The warrior chosen had to be brave and skilled for he would stand beside or right behind his king and along with him would be the centre of attention for the king’s enemies.  The fiercest fighting would be around the king or chief for even though one side might be getting the worst of the struggle a single killing blow to the enemy king or chief would bring them victory, though the hearth troop would stand over their kings body and protect it or die many of the lesser warriors on hearing of their lords demise would see little point in risking their live further.

The standard bearer, being the closest warrior to the king or chief would be keen to keep his lord from harm and would be as close to him as possible.  With the standard in his left hand the standard bearer would only have his sword to protect his lord, tucked close to his lord so as to benefit from the protection of the kings shield he would use his sword to parry any blows aimed at the king.  So close to his king or chief would he stand that they might seem to move and fight as one, a single two headed beast with two sharp claws.  Everyone, friend or foe can see where the king or chief is because the standard is held high for all to see.

Should the king or chief fall the standard bearer will step before him and protect him until he rises again, or if dead until all the enemy are defeated or he himself is slain.  The standard bearer will call on the rest of the hearth troop to rally around their fallen lord and do likewise, no greater shame can a man bear than to return home without their lord unless he is fully avenged, and even then they will be lesser men for having allowed their lord to die.

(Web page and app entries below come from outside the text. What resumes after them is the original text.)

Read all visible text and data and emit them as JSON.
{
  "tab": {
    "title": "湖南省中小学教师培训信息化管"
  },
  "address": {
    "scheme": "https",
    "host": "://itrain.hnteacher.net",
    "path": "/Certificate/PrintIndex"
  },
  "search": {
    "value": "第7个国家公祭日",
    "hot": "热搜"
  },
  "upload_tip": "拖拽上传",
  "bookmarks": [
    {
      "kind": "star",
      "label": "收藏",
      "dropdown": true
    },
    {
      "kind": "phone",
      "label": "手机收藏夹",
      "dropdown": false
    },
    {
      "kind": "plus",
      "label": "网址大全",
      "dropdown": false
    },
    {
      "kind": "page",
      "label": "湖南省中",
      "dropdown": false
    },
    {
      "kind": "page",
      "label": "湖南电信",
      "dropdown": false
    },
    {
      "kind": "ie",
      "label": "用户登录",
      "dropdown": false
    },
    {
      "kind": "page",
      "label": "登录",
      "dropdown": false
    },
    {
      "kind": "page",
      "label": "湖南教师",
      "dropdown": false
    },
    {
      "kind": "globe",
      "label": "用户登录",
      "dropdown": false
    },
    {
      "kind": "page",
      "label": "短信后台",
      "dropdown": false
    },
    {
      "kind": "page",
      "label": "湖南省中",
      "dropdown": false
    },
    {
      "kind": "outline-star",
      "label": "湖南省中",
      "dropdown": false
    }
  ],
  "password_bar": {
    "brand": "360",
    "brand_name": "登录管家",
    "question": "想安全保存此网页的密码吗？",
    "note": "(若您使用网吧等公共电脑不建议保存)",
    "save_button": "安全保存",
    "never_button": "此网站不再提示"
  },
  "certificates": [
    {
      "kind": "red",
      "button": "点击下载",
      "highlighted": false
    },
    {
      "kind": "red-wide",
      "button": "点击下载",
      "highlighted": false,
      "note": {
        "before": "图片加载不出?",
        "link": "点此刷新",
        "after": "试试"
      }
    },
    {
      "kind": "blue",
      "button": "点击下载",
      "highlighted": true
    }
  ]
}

Almost as great a shame is incurred if the standard is lost to the enemy, a lost standard give heart to the foe and disheartens the king’s host. To see their king’s standard amongst the enemy without him under it is a great shame and only quick action will save the army from breaking, the king and his hearth troop must throw themselves at the enemy to regain their lost honour and the kings loyal men must call his host to follow.  Quick action of this sort can turn shameful defeat into glorious victory.

No lord will set foot on the field of battle without a standard or banner. And army that has none is not and army, it is a band of brigands and dishonoured men without leadership.  The king’s host standing proudly under his standard will take heart seeing that their foe has no honour and can be relied on to run at the first setback.

The standard bearer is the first of the king’s champions, he is the most skilled and trusted warrior of the hearth troop and can be relied upon in every circumstance to be beside his lord.  Standard bearer is the greatest honour the king can bestow on one of his warriors, no prouder boast can a warrior make than that he was his kings standard bearer.